Joining N26, Monzo and Revolut in the queue to enter the US.
The German Fintech operates a marketplace of savings accounts across some 31 different banks to help savers move their cash into higher interest accounts.
In the US Raisin says the typical American earns 0.01 per cent on their savings, while accounts exist globally that would earn 270 times more than that.
By solving this hurdle for consumers the Fintech hopes to capture part of the $12.7 trillion US deposits market.
Raisin also appointed Paul Knodel, previously of Wealthfront, to spearhead its expansion as US CEO.
Heading to the US is increasingly in vogue for European fintechs.
The excitement with which all announced their US plans, and the silence that followed speaks volumes about the regulatory, cultural and geographic challenges ahead.
What is surprising is whether Raisin’s advantages in Europe—where savings are largely denominated in a single currency and Open Banking makes data interoperability between banks simpler—will translate to the US.

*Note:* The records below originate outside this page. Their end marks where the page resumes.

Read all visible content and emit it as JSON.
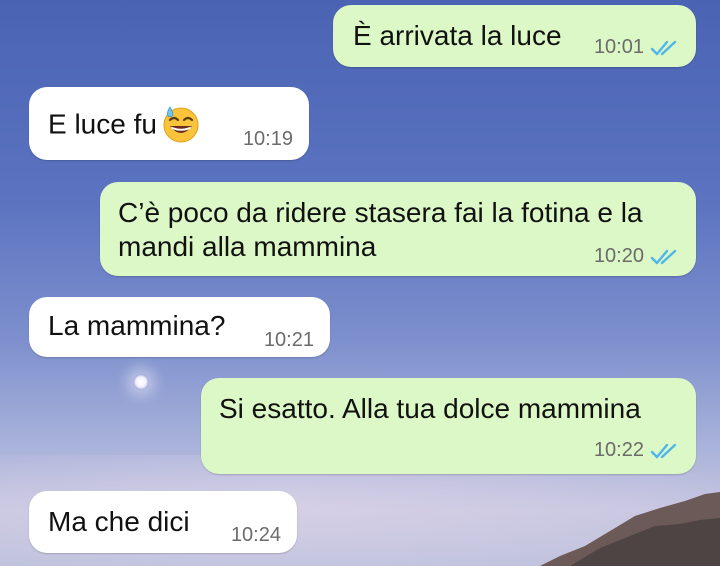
{
  "messages": [
    {
      "direction": "outgoing",
      "text": "È arrivata la luce",
      "time": "10:01",
      "status": "read"
    },
    {
      "direction": "incoming",
      "text": "E luce fu",
      "emoji": "grinning-face-with-sweat",
      "time": "10:19"
    },
    {
      "direction": "outgoing",
      "text_line1": "C’è poco da ridere stasera fai la fotina e la",
      "text_line2": "mandi alla mammina",
      "time": "10:20",
      "status": "read"
    },
    {
      "direction": "incoming",
      "text": "La mammina?",
      "time": "10:21"
    },
    {
      "direction": "outgoing",
      "text": "Si esatto. Alla tua dolce mammina",
      "time": "10:22",
      "status": "read"
    },
    {
      "direction": "incoming",
      "text": "Ma che dici",
      "time": "10:24"
    }
  ],
  "colors": {
    "outgoing_bubble": "#dcf8c6",
    "incoming_bubble": "#ffffff",
    "read_ticks": "#4fb6ec",
    "timestamp": "#6b6b6b"
  },
  "icons": {
    "read_status": "double-check-icon",
    "wallpaper_moon": "moon-icon"
  }
}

And without these advantages, whether Raisin can seize the vast US opportunity which so many European fintechs hunger over, yet seem unable to grasp.